Skeptical of the importance of personal anecdotes in speeches? Some Romney advisers disagree. A recent story in the Washington Post chronicles a debate among the candidate’s inner circle.
On one side are those who believe “[Romney's] personal anecdotes got in the way of his economic message — that tales of altruism would appear frivolous amid an anemic economic recovery.” Here’s how chief strategist Stuart Stevens put it, “People care about what you’re going to do for them…Will you be a strong leader? Will you be someone who is going to help me get a job?”

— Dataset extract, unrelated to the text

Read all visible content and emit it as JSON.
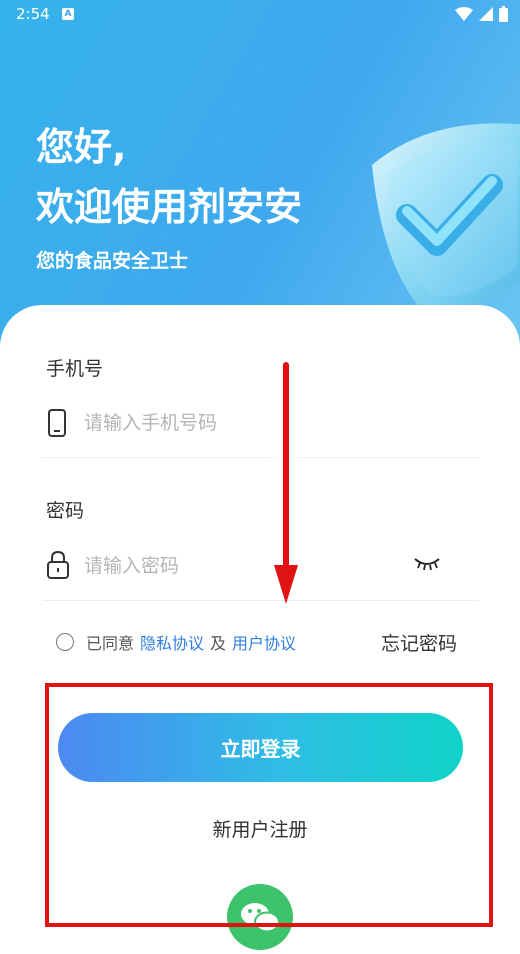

On the other side are advisers who understand that voters want leaders they can relate to, as John F. Kerry and Al Gore learned the hard way. In fact, the Post notes, “in every election since 1992, the more dynamic and down-to-earth candidate has won.”
Personal anecdotes help every leader –in business as well as politics –connect with an audience. And audiences crave those connections.

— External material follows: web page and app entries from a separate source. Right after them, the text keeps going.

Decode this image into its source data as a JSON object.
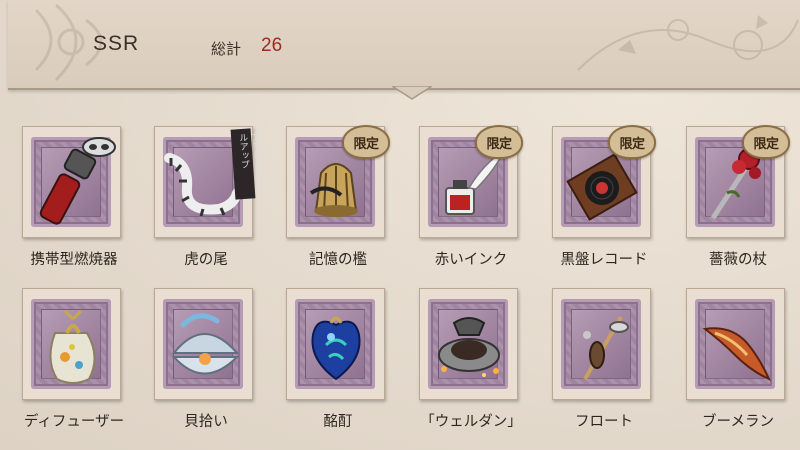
{
  "header": {
    "rarity": "SSR",
    "total_label": "総計",
    "total_value": "26"
  },
  "limited_badge_text": "限定",
  "colors": {
    "accent_red": "#9e2a22",
    "stamp_purple": "#a68aa6",
    "background": "#e6dccf"
  },
  "items": [
    {
      "name": "携帯型燃焼器",
      "limited": false,
      "icon": "portable-burner-icon"
    },
    {
      "name": "虎の尾",
      "limited": false,
      "icon": "tiger-tail-icon",
      "tag": "文学はスキレベルアップ"
    },
    {
      "name": "記憶の檻",
      "limited": true,
      "icon": "memory-cage-icon"
    },
    {
      "name": "赤いインク",
      "limited": true,
      "icon": "red-ink-icon"
    },
    {
      "name": "黒盤レコード",
      "limited": true,
      "icon": "black-record-icon"
    },
    {
      "name": "薔薇の杖",
      "limited": true,
      "icon": "rose-staff-icon"
    },
    {
      "name": "ディフューザー",
      "limited": false,
      "icon": "diffuser-icon"
    },
    {
      "name": "貝拾い",
      "limited": false,
      "icon": "shell-icon"
    },
    {
      "name": "酩酊",
      "limited": false,
      "icon": "intoxication-heart-icon"
    },
    {
      "name": "「ウェルダン」",
      "limited": false,
      "icon": "welldone-icon"
    },
    {
      "name": "フロート",
      "limited": false,
      "icon": "float-icon"
    },
    {
      "name": "ブーメラン",
      "limited": false,
      "icon": "boomerang-icon"
    }
  ]
}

Republican strategist Alex Castellanos calls it “the law of the car keys. ”
“Before I give you my car keys to take me somewhere,” he says, “I want to know where you promise to take me…but I also want to know: Can I trust you to take me there?”
I would add, audiences also often want to know, “would I enjoy the ride.”
As I posted earlier, I believe Romney can be an engaging speaker. Sharing anecdotes would help him (and leaders in other fields) inspire.